In 2008, Lynda Frampton, a quiet, frugal woman, was ill in Ashburton Hospital.

Her care was exemplary and to acknowledge that, she got a message to her Ashburton lawyer, Gary Fail, who was in Akaroa.

He came back to craft a will that left the bulk of her considerable estate (save for some small bequests) to a cause to benefit healthcare in Ashburton.

Six days after signing her new will, she died, and thus began a story that led to the redevelopment of Ashburton Hospital.

On Tuesday, Mr Fail handed over a cheque for $1.5m to David Meates, chief executive of the Canterbury District Health Board.

Mr Meates said Ashburton was a generous community and were it not for the financial injection from a variety of charities, the redevelopment – a redevelopment which has led to Ashburton Hospital leading the way in New Zealand for delivery of care and training – may not have happened.

The story of the impact of the Frampton estate was told at the presentation by Trevor Croy, chairman of Advance Ashburton, to which the Frampton estate was passed.

When the will was rewritten, no-one was aware of the size of the estate, and “without that we would not have started discussions with the CDHB,” Mr Croy said.

“Gary Fail crafted her new will and was a trustee for her estate, and he began talks about what might be possible,” Mr Croy said.

What became possible was the inclusion of money from other sources – Somerset Ashburton (seeded by the Ashburton Licensing Trust), Advance Ashburton, the Lochhead Trust, the Lion Foundation, Trevor Wilson Charitable Trust and the Mackenzie Charitable Trust.

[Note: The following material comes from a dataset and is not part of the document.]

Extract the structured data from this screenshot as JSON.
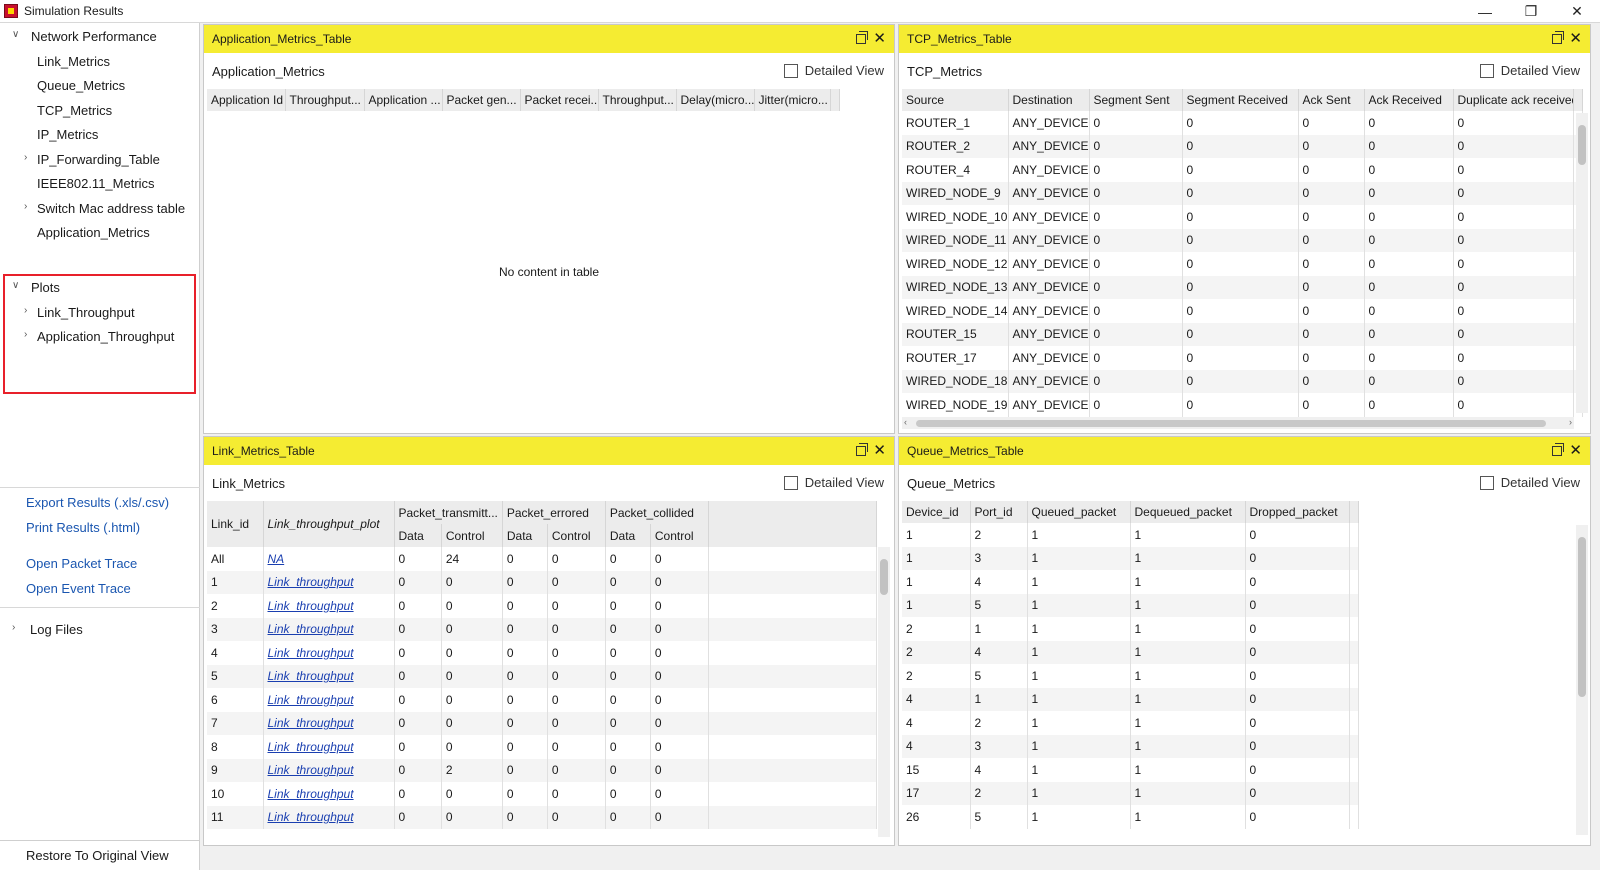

Mr Meates said the redevelopment had been a long journey, from the “hands-around-the-hospital” of the 1990s, to a look at what services might look like, discussions with Advance Ashburton, the Canterbury earthquakes – to the $8.7m redevelopment which included building the 1040sq m acute assessment unit and day theatre.

“It is remarkable how supportive and engaged the community has been right from when we first announced the upgrade to the facilities here in Ashburton after the Canterbury quakes.

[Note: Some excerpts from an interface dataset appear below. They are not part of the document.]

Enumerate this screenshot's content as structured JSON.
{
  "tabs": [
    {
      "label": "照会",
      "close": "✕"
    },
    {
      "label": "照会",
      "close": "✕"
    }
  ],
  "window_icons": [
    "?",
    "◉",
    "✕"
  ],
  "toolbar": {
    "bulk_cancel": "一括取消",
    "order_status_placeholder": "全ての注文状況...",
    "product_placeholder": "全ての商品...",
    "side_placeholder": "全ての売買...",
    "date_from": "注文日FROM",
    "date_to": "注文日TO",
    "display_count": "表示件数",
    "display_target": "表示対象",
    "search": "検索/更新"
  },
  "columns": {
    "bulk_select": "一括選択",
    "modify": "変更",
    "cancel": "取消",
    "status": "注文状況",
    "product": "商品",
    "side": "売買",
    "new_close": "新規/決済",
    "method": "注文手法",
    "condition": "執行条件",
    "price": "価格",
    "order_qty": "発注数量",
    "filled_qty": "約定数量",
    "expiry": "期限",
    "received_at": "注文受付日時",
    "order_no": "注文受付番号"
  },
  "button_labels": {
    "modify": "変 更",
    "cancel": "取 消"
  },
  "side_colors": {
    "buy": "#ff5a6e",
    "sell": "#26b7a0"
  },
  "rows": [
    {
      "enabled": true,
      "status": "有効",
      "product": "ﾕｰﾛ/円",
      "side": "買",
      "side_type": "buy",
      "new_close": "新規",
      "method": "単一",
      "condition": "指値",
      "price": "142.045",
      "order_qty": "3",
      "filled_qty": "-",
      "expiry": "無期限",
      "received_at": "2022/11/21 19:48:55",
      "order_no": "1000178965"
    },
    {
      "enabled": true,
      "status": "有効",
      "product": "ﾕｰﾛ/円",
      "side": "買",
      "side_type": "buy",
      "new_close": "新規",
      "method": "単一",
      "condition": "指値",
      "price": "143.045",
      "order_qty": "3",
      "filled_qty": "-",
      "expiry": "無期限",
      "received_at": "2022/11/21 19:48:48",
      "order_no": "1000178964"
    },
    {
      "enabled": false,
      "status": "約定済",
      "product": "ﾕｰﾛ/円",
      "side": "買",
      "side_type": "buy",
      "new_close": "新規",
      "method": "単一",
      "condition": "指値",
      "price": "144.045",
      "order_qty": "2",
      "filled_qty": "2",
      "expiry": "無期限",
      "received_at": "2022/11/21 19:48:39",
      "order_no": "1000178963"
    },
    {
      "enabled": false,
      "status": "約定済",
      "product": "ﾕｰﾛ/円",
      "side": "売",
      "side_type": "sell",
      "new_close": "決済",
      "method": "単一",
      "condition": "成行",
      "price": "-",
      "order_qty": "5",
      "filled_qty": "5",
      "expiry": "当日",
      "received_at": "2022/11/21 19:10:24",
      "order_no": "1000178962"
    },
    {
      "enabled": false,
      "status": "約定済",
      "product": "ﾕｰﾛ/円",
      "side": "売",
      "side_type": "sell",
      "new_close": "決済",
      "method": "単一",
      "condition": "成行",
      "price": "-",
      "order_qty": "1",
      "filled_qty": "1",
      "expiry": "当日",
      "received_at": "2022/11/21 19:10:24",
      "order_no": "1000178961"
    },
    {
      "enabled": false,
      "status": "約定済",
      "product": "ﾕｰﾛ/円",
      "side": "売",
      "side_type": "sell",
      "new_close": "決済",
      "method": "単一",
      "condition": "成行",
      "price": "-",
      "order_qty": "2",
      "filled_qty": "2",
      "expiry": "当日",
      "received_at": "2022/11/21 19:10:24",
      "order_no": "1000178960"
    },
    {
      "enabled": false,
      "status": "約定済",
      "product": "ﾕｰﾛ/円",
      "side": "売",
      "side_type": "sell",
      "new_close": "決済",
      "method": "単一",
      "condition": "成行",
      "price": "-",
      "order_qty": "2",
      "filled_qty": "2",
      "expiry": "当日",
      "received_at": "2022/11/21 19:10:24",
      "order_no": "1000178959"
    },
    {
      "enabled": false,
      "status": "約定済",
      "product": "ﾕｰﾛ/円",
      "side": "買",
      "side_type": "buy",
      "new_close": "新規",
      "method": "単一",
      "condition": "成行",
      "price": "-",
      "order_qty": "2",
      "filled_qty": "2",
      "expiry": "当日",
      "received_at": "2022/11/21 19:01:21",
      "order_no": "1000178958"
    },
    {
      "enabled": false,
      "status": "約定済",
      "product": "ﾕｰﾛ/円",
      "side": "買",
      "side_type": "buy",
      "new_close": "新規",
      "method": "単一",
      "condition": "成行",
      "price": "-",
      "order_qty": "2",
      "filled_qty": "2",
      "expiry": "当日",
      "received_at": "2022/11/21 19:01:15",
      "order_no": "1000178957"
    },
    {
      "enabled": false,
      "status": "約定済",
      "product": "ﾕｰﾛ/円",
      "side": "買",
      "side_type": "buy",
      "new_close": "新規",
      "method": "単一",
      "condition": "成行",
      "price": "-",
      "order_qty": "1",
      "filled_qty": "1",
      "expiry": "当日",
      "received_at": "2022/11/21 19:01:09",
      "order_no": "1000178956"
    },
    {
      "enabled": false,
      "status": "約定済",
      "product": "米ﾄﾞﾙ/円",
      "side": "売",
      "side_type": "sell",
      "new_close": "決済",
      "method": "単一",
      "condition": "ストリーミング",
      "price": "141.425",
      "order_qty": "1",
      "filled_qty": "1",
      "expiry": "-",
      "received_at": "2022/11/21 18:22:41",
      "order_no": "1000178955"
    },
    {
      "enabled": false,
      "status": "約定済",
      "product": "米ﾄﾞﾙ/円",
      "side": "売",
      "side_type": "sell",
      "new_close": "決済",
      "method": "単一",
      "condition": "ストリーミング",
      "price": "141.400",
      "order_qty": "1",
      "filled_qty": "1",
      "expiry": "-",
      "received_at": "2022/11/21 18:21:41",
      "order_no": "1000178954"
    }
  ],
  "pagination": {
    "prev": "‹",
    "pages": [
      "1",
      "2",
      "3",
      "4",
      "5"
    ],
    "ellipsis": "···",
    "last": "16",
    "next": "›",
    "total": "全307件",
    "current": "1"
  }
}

“We are very grateful to have had the people of Ashburton backing us on this journey. Their commitment has meant the best health services, for what has become a very strong and vibrant rural community, are available both now and long into the future.”

He said the services were a huge asset for the community.

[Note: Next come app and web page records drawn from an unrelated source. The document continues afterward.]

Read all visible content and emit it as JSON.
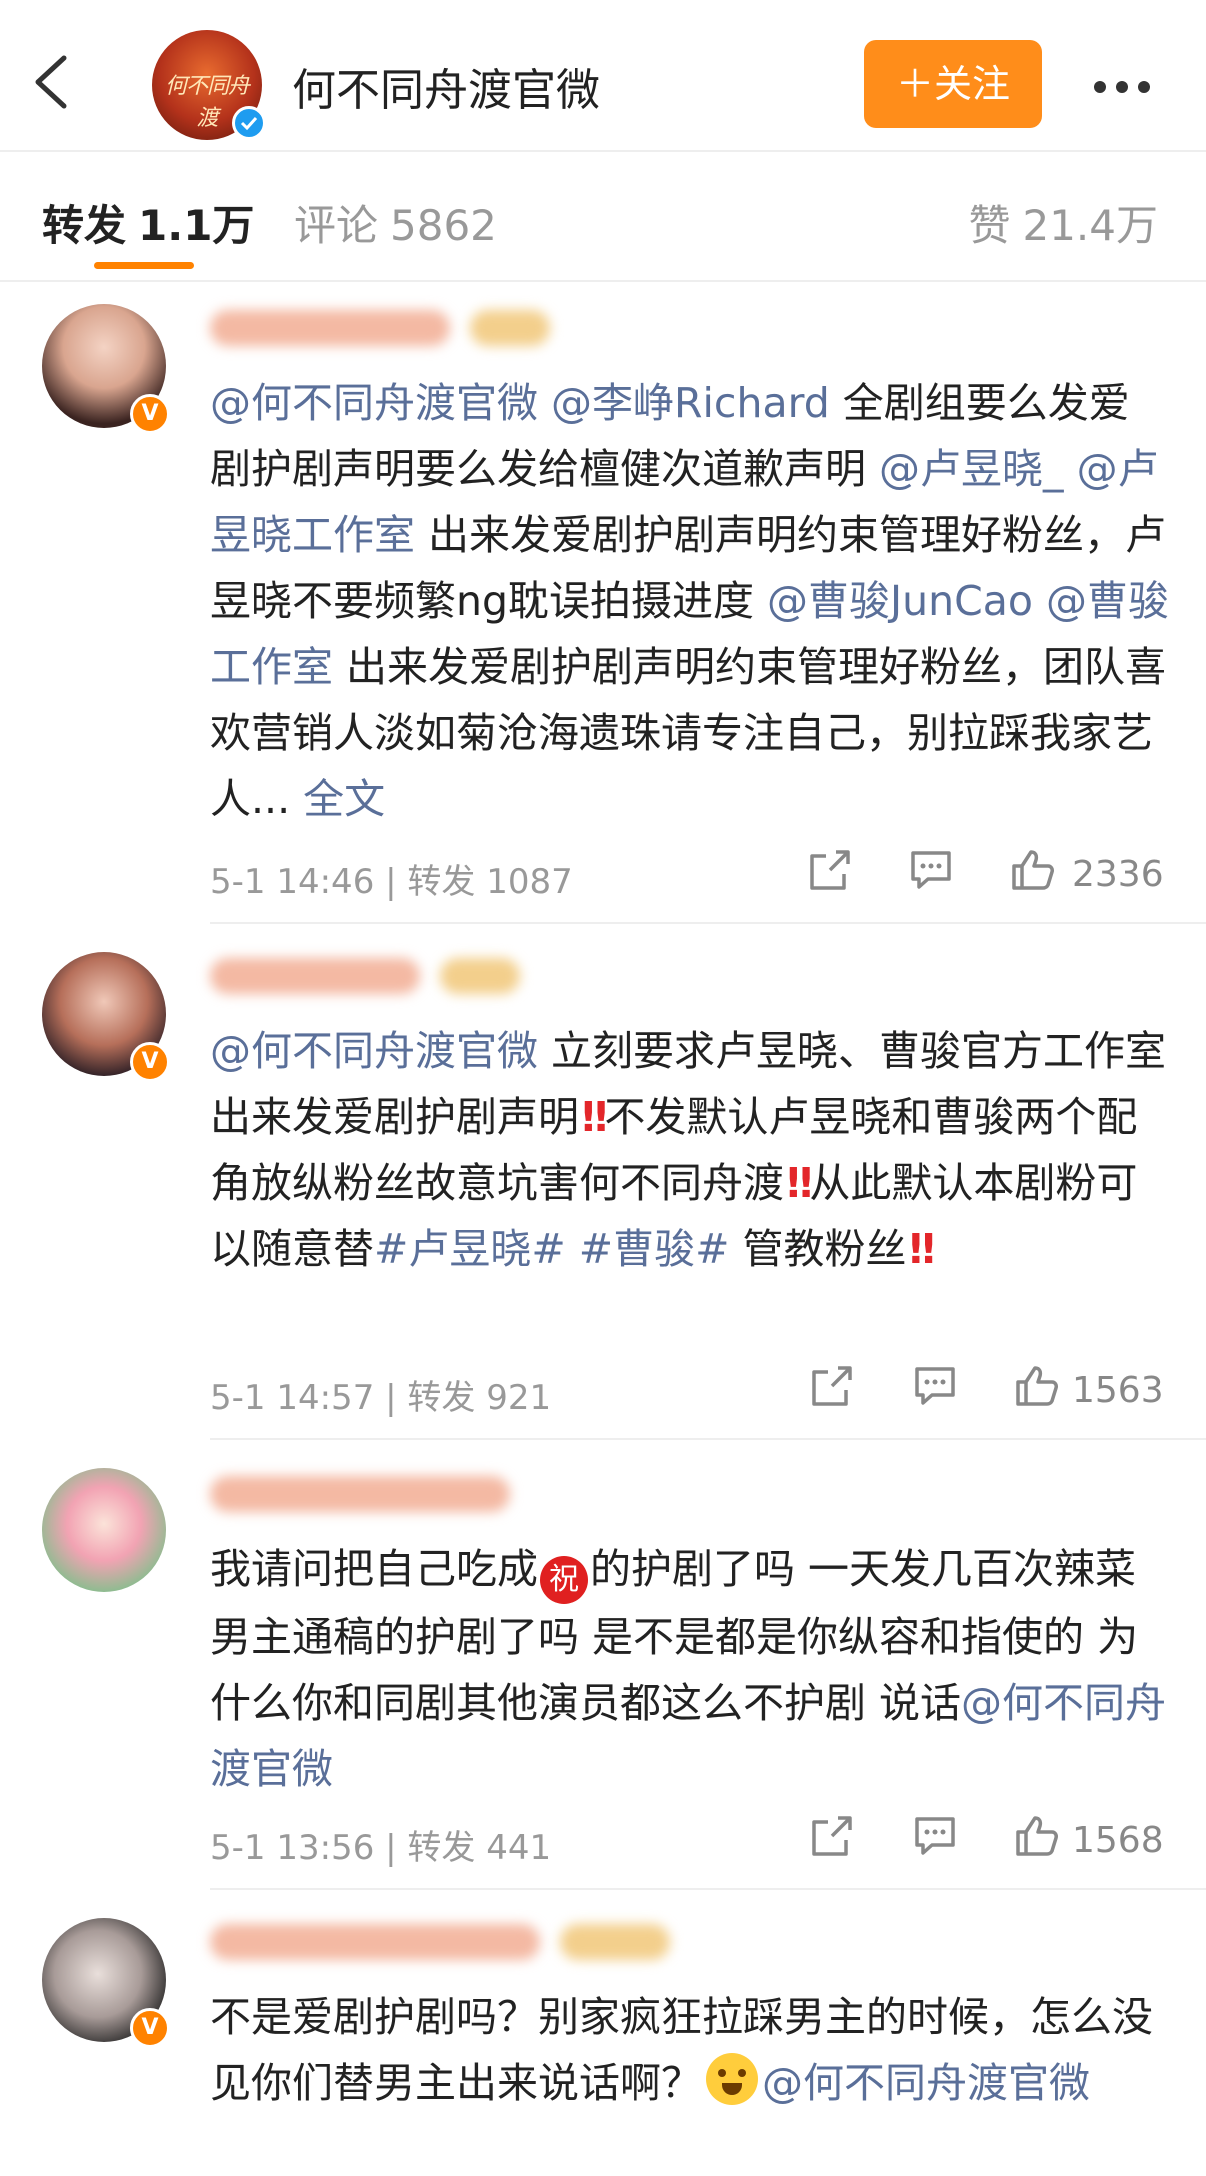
{
  "header": {
    "account_name": "何不同舟渡官微",
    "avatar_text": "何不同舟渡",
    "follow_label": "＋关注"
  },
  "tabs": {
    "repost_label": "转发",
    "repost_count": "1.1万",
    "comment_label": "评论",
    "comment_count": "5862",
    "likes_label": "赞",
    "likes_count": "21.4万"
  },
  "comments": [
    {
      "parts": [
        {
          "type": "mention",
          "text": "@何不同舟渡官微"
        },
        {
          "type": "text",
          "text": " "
        },
        {
          "type": "mention",
          "text": "@李峥Richard"
        },
        {
          "type": "text",
          "text": " 全剧组要么发爱剧护剧声明要么发给檀健次道歉声明 "
        },
        {
          "type": "mention",
          "text": "@卢昱晓_"
        },
        {
          "type": "text",
          "text": " "
        },
        {
          "type": "mention",
          "text": "@卢昱晓工作室"
        },
        {
          "type": "text",
          "text": " 出来发爱剧护剧声明约束管理好粉丝，卢昱晓不要频繁ng耽误拍摄进度 "
        },
        {
          "type": "mention",
          "text": "@曹骏JunCao"
        },
        {
          "type": "text",
          "text": " "
        },
        {
          "type": "mention",
          "text": "@曹骏工作室"
        },
        {
          "type": "text",
          "text": " 出来发爱剧护剧声明约束管理好粉丝，团队喜欢营销人淡如菊沧海遗珠请专注自己，别拉踩我家艺人... "
        },
        {
          "type": "fulltext",
          "text": "全文"
        }
      ],
      "time": "5-1 14:46",
      "repost_label": "转发",
      "repost_count": "1087",
      "likes": "2336"
    },
    {
      "parts": [
        {
          "type": "mention",
          "text": "@何不同舟渡官微"
        },
        {
          "type": "text",
          "text": " 立刻要求卢昱晓、曹骏官方工作室出来发爱剧护剧声明"
        },
        {
          "type": "bang",
          "text": "!!"
        },
        {
          "type": "text",
          "text": "不发默认卢昱晓和曹骏两个配角放纵粉丝故意坑害何不同舟渡"
        },
        {
          "type": "bang",
          "text": "!!"
        },
        {
          "type": "text",
          "text": "从此默认本剧粉可以随意替"
        },
        {
          "type": "topic",
          "text": "#卢昱晓#"
        },
        {
          "type": "text",
          "text": " "
        },
        {
          "type": "topic",
          "text": "#曹骏#"
        },
        {
          "type": "text",
          "text": " 管教粉丝"
        },
        {
          "type": "bang",
          "text": "!!"
        }
      ],
      "time": "5-1 14:57",
      "repost_label": "转发",
      "repost_count": "921",
      "likes": "1563"
    },
    {
      "parts": [
        {
          "type": "text",
          "text": "我请问把自己吃成"
        },
        {
          "type": "zhu",
          "text": "祝"
        },
        {
          "type": "text",
          "text": "的护剧了吗 一天发几百次辣菜男主通稿的护剧了吗 是不是都是你纵容和指使的 为什么你和同剧其他演员都这么不护剧 说话"
        },
        {
          "type": "mention",
          "text": "@何不同舟渡官微"
        }
      ],
      "time": "5-1 13:56",
      "repost_label": "转发",
      "repost_count": "441",
      "likes": "1568"
    },
    {
      "parts": [
        {
          "type": "text",
          "text": "不是爱剧护剧吗？别家疯狂拉踩男主的时候，怎么没见你们替男主出来说话啊？"
        },
        {
          "type": "face",
          "text": ""
        },
        {
          "type": "mention",
          "text": "@何不同舟渡官微"
        }
      ]
    }
  ],
  "colors": {
    "accent_orange": "#ff8d1a",
    "link_blue": "#5a6f99",
    "verified_blue": "#1e9cf0",
    "vip_orange": "#ff8200"
  },
  "icons": [
    "back-arrow-icon",
    "more-icon",
    "verified-icon",
    "v-badge-icon",
    "share-icon",
    "comment-icon",
    "like-icon"
  ]
}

The new facilities together with the $450,000 pledged by community funders to establish a rural health academic centre allowed Ashburton Hospital to built its status as New Zealand’s first rural centre of medical excellence.

Mr Meates said all that was only possible through the generosity of the community, and Ashburton was a template for health development elsewhere.

Mr Croy said: “We have shown a willingness to help ourselves and not rely on the government to do it all.”